** TASK INPUT **
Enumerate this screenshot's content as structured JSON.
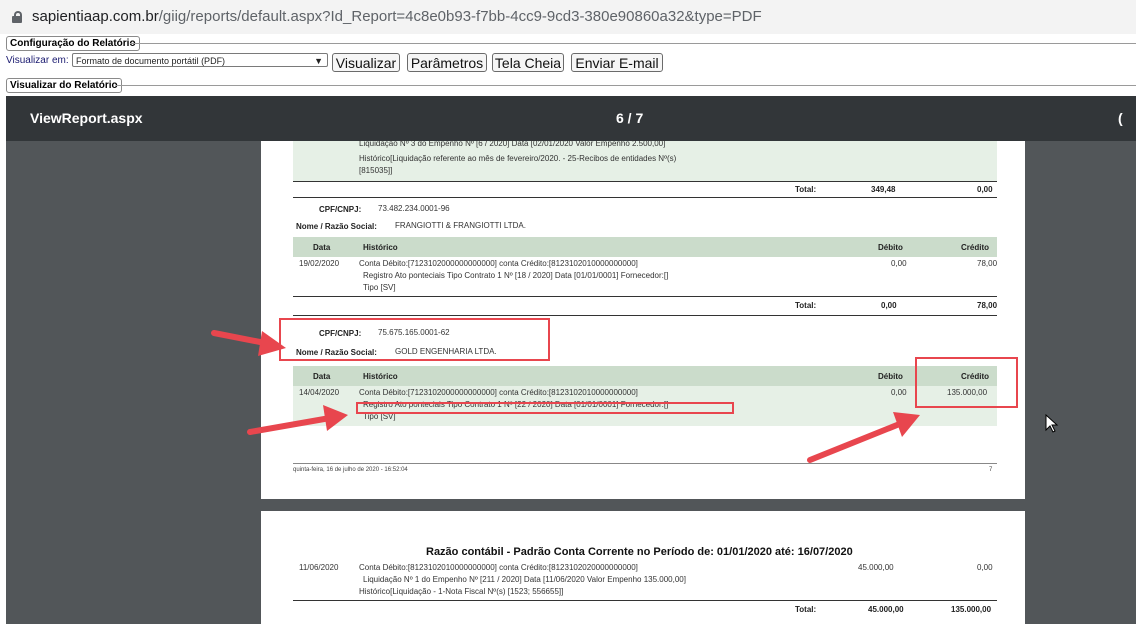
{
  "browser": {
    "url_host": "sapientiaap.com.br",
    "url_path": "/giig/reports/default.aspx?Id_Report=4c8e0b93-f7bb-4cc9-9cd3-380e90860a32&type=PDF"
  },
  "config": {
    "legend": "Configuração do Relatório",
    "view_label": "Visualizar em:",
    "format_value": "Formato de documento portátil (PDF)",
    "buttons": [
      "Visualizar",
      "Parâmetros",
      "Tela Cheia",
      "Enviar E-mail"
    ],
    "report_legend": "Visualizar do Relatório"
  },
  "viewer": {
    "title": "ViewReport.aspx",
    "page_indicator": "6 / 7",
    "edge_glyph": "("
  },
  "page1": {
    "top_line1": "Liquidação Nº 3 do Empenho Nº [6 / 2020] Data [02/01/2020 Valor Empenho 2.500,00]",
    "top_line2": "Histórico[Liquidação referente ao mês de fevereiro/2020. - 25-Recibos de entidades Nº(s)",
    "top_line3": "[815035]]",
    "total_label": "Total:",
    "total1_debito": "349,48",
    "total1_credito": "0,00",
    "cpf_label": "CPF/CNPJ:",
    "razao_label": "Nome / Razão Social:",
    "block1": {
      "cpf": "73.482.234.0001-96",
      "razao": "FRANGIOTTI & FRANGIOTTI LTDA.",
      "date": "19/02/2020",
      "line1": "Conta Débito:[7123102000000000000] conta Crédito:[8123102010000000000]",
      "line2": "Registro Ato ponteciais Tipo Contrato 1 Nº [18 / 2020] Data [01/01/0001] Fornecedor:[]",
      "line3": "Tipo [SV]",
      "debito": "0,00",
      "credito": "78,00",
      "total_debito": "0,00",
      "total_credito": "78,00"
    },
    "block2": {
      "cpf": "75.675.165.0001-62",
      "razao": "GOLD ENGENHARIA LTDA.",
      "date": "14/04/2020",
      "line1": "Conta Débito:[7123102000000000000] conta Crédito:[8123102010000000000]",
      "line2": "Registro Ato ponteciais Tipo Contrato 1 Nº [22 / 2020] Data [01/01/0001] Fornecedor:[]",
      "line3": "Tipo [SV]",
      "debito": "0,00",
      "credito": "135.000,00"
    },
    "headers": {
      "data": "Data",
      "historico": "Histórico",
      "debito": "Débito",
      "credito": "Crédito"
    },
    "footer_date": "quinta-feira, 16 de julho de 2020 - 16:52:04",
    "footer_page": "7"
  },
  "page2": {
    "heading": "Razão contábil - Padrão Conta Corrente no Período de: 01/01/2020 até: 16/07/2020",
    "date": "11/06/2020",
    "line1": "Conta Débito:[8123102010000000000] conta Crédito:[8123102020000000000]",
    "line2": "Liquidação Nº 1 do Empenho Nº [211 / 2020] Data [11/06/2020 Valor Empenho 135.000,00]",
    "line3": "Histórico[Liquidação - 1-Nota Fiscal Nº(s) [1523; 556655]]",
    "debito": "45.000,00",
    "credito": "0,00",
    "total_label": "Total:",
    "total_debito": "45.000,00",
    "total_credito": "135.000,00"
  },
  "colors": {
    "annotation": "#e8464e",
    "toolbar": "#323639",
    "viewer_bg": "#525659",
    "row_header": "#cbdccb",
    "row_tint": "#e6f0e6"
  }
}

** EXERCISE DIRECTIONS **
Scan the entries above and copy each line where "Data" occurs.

** EXERCISE RESULT **
    "top_line1": "Liquidação Nº 3 do Empenho Nº [6 / 2020] Data [02/01/2020 Valor Empenho 2.500,00]",
      "line2": "Registro Ato ponteciais Tipo Contrato 1 Nº [18 / 2020] Data [01/01/0001] Fornecedor:[]",
      "line2": "Registro Ato ponteciais Tipo Contrato 1 Nº [22 / 2020] Data [01/01/0001] Fornecedor:[]",
      "data": "Data",
    "line2": "Liquidação Nº 1 do Empenho Nº [211 / 2020] Data [11/06/2020 Valor Empenho 135.000,00]",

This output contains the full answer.